[His comments are getting a similar negative reaction across the religious spectrum and around the world]
Father Benedict Groeschel’s disturbing comments
By Matt C. Abbott
My favorite living spiritual writer, Father Benedict Groeschel, made some comments in a recent interview with the National Catholic Register that I find quite disturbing.
The portion of the interview with Father Groeschel addressing the issue of sexual abuse is as follows (click here to read the interview, which is wide-ranging, in its entirety www.ncregister.com/daily-news/father-benedict-groeschel-reflects-on-25-years-of-the-franciscan-friars-of ):
[Interviewer]: Part of your work here at Trinity has been working with priests involved in abuse, no?
[Father Groeschel]: A little bit, yes; but you know, in those cases, they have to leave. And some of them profoundly — profoundly — penitential, horrified. People have this picture in their minds of a person planning to — a psychopath. But that’s not the case. Suppose you have a man having a nervous breakdown, and a youngster comes after him. A lot of the cases, the youngster — 14, 16, 18 — is the seducer.
[Interviewer]: Why would that be?
[Father Greoschel]: Well, it’s not so hard to see — a kid looking for a father and didn’t have his own — and they won’t be planning to get into heavy-duty sex, but almost romantic, embracing, kissing, perhaps sleeping but not having intercourse or anything like that.
It’s an understandable thing, and you know where you find it, among other clergy or important people; you look at teachers, attorneys, judges, social workers. Generally, if they get involved, it’s heterosexually, and if it’s a priest, he leaves and gets married — that’s the usual thing — and gets a dispensation. A lot of priests leave quickly, get civilly married and then apply for the dispensation, which takes about three years.
But there are the relatively rare cases where a priest is involved in a homosexual way with a minor. I think the statistic I read recently in a secular psychology review was about 2%. Would that be true of other clergy? Would it be true of doctors, lawyers, coaches?
Here’s this poor guy — [Penn State football coach Jerry] Sandusky — it went on for years. Interesting: Why didn’t anyone say anything? Apparently, a number of kids knew about it and didn’t break the ice.

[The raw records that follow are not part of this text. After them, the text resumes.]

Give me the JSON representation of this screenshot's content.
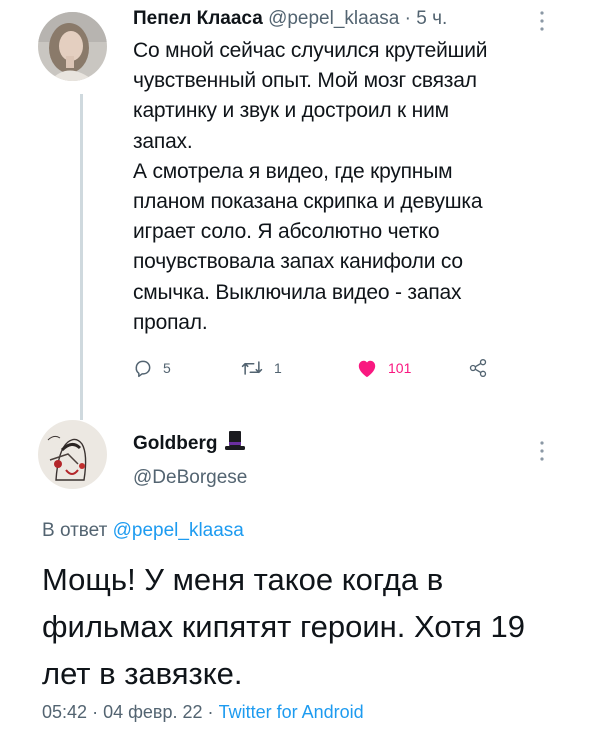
{
  "tweet": {
    "author_name": "Пепел Клааса",
    "author_handle": "@pepel_klaasa",
    "separator": "·",
    "time_ago": "5 ч.",
    "text": "Со мной сейчас случился крутейший\nчувственный опыт. Мой мозг связал\nкартинку и звук и достроил к ним\nзапах.\nА смотрела я видео, где крупным\nпланом показана скрипка и девушка\nиграет соло. Я абсолютно четко\nпочувствовала запах канифоли со\nсмычка. Выключила видео - запах\nпропал.",
    "actions": {
      "replies": "5",
      "retweets": "1",
      "likes": "101"
    }
  },
  "reply": {
    "author_name": "Goldberg",
    "author_handle": "@DeBorgese",
    "reply_prefix": "В ответ",
    "reply_to_handle": "@pepel_klaasa",
    "text": "Мощь! У меня такое когда в фильмах кипятят героин. Хотя 19 лет в завязке.",
    "time": "05:42",
    "date": "04 февр. 22",
    "separator": "·",
    "source": "Twitter for Android"
  },
  "icons": {
    "reply": "reply-icon",
    "retweet": "retweet-icon",
    "like": "heart-icon",
    "share": "share-icon",
    "more": "more-icon",
    "top_hat": "top-hat-icon"
  },
  "colors": {
    "text": "#0f1419",
    "muted": "#536471",
    "link": "#1d9bf0",
    "like": "#f91880",
    "thread_line": "#cfd9de"
  }
}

Well, you know, until recent years, people did not register in their minds that it was a crime. It was a moral failure, scandalous; but they didn’t think of it in terms of legal things.
If you go back 10 or 15 years ago with different sexual difficulties — except for rape or violence — it was very rarely brought as a civil crime. Nobody thought of it that way. Sometimes statutory rape would be — but only if the girl pushed her case. Parents wouldn’t touch it. People backed off, for years, on sexual cases. I’m not sure why.
I think perhaps part of the reason would be an embarrassment, that it brings the case out into the open, and the girl’s name is there, or people will figure out what’s there, or the youngster involved — you know, it’s not put in the paper, but everybody knows; they’re talking about it.
At this point, (when) any priest, any clergyman, any social worker, any teacher, any responsible person in society would become involved in a single sexual act — not necessarily intercourse — they’re done. And I’m inclined to think, on their first offense, they should not go to jail because their intention was not committing a crime.
Because I have such profound respect and admiration for Father Groeschel, it pains me to say this, but I think he’s terribly misguided here. Perhaps in his advanced age he’s not articulating himself as well as he used to; I don’t know. I want to give him the benefit of the doubt, but, in this instance, it’s very difficult.
When asked by me to respond to Father’s aforementioned comments, a faithful Catholic who has worked with victims of sexual abuse wrote:
“First of all, Father Groeschel’s suggestion that sex abusers of any profession should not get jail for a first offense — because, he claims, they don’t ‘intend’ to abuse — is simply incomprehensible. What on earth does he mean? Doesn’t he know that a good intention does not by itself make an act good? Hasn’t he read the Catechism of the Catholic Church?
“Moreover, with all due respect to Father Groeschel, it is utterly irresponsible to suggest that a priest, who is in a position of moral authority, should be excused for permitting himself to be ‘seduced’ by a young person. That is not at all the message coming from the Vatican, which has been trying with increasing urgency to get bishops to take decisive action to protect young people and bring healing to victims.”